- _Task instructions_: Return every record below exactly as written.

BEGIN

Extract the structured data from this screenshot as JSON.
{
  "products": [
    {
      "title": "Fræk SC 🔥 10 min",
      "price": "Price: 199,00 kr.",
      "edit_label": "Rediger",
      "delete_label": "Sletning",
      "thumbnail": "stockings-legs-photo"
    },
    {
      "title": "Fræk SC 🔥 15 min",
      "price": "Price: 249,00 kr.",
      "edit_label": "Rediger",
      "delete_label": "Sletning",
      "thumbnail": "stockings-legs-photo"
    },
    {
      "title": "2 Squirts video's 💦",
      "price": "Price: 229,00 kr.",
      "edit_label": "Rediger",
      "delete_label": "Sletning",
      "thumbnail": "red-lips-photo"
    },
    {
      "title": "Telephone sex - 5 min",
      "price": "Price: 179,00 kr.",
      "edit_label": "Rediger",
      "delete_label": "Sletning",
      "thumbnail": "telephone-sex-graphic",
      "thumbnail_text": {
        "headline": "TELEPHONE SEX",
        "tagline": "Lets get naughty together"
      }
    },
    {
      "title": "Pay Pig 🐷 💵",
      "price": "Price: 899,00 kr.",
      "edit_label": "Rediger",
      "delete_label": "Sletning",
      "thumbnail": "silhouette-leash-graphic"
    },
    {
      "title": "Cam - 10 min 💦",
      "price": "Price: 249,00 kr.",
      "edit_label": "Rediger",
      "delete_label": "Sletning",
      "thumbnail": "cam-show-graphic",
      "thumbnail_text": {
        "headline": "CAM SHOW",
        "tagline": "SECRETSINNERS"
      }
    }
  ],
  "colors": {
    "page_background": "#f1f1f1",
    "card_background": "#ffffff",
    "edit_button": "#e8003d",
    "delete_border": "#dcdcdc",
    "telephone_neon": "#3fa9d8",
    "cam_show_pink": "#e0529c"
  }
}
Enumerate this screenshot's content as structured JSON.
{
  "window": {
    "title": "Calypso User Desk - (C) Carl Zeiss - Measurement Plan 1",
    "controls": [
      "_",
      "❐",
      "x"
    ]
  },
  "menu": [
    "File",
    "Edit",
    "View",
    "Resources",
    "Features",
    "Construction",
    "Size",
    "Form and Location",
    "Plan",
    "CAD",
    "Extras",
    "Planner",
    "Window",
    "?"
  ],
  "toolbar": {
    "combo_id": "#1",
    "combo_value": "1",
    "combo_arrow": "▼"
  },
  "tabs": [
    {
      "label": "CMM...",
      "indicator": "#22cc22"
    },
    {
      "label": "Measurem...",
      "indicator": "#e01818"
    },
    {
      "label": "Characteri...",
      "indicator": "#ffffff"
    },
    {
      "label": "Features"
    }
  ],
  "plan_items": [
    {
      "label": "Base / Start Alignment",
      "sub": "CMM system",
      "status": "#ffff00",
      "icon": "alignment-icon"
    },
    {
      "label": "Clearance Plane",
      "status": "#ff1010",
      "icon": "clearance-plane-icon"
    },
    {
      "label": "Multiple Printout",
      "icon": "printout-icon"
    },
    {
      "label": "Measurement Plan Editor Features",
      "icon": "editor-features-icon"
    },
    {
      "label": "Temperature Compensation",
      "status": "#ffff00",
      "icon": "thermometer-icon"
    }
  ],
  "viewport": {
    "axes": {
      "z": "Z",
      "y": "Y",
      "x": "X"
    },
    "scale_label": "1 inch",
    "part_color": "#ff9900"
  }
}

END

- _Response area_:
Extract the structured data from this screenshot as JSON.
{
  "products": [
    {
      "title": "Fræk SC 🔥 10 min",
      "price": "Price: 199,00 kr.",
      "edit_label": "Rediger",
      "delete_label": "Sletning",
      "thumbnail": "stockings-legs-photo"
    },
    {
      "title": "Fræk SC 🔥 15 min",
      "price": "Price: 249,00 kr.",
      "edit_label": "Rediger",
      "delete_label": "Sletning",
      "thumbnail": "stockings-legs-photo"
    },
    {
      "title": "2 Squirts video's 💦",
      "price": "Price: 229,00 kr.",
      "edit_label": "Rediger",
      "delete_label": "Sletning",
      "thumbnail": "red-lips-photo"
    },
    {
      "title": "Telephone sex - 5 min",
      "price": "Price: 179,00 kr.",
      "edit_label": "Rediger",
      "delete_label": "Sletning",
      "thumbnail": "telephone-sex-graphic",
      "thumbnail_text": {
        "headline": "TELEPHONE SEX",
        "tagline": "Lets get naughty together"
      }
    },
    {
      "title": "Pay Pig 🐷 💵",
      "price": "Price: 899,00 kr.",
      "edit_label": "Rediger",
      "delete_label": "Sletning",
      "thumbnail": "silhouette-leash-graphic"
    },
    {
      "title": "Cam - 10 min 💦",
      "price": "Price: 249,00 kr.",
      "edit_label": "Rediger",
      "delete_label": "Sletning",
      "thumbnail": "cam-show-graphic",
      "thumbnail_text": {
        "headline": "CAM SHOW",
        "tagline": "SECRETSINNERS"
      }
    }
  ],
  "colors": {
    "page_background": "#f1f1f1",
    "card_background": "#ffffff",
    "edit_button": "#e8003d",
    "delete_border": "#dcdcdc",
    "telephone_neon": "#3fa9d8",
    "cam_show_pink": "#e0529c"
  }
}
Enumerate this screenshot's content as structured JSON.
{
  "window": {
    "title": "Calypso User Desk - (C) Carl Zeiss - Measurement Plan 1",
    "controls": [
      "_",
      "❐",
      "x"
    ]
  },
  "menu": [
    "File",
    "Edit",
    "View",
    "Resources",
    "Features",
    "Construction",
    "Size",
    "Form and Location",
    "Plan",
    "CAD",
    "Extras",
    "Planner",
    "Window",
    "?"
  ],
  "toolbar": {
    "combo_id": "#1",
    "combo_value": "1",
    "combo_arrow": "▼"
  },
  "tabs": [
    {
      "label": "CMM...",
      "indicator": "#22cc22"
    },
    {
      "label": "Measurem...",
      "indicator": "#e01818"
    },
    {
      "label": "Characteri...",
      "indicator": "#ffffff"
    },
    {
      "label": "Features"
    }
  ],
  "plan_items": [
    {
      "label": "Base / Start Alignment",
      "sub": "CMM system",
      "status": "#ffff00",
      "icon": "alignment-icon"
    },
    {
      "label": "Clearance Plane",
      "status": "#ff1010",
      "icon": "clearance-plane-icon"
    },
    {
      "label": "Multiple Printout",
      "icon": "printout-icon"
    },
    {
      "label": "Measurement Plan Editor Features",
      "icon": "editor-features-icon"
    },
    {
      "label": "Temperature Compensation",
      "status": "#ffff00",
      "icon": "thermometer-icon"
    }
  ],
  "viewport": {
    "axes": {
      "z": "Z",
      "y": "Y",
      "x": "X"
    },
    "scale_label": "1 inch",
    "part_color": "#ff9900"
  }
}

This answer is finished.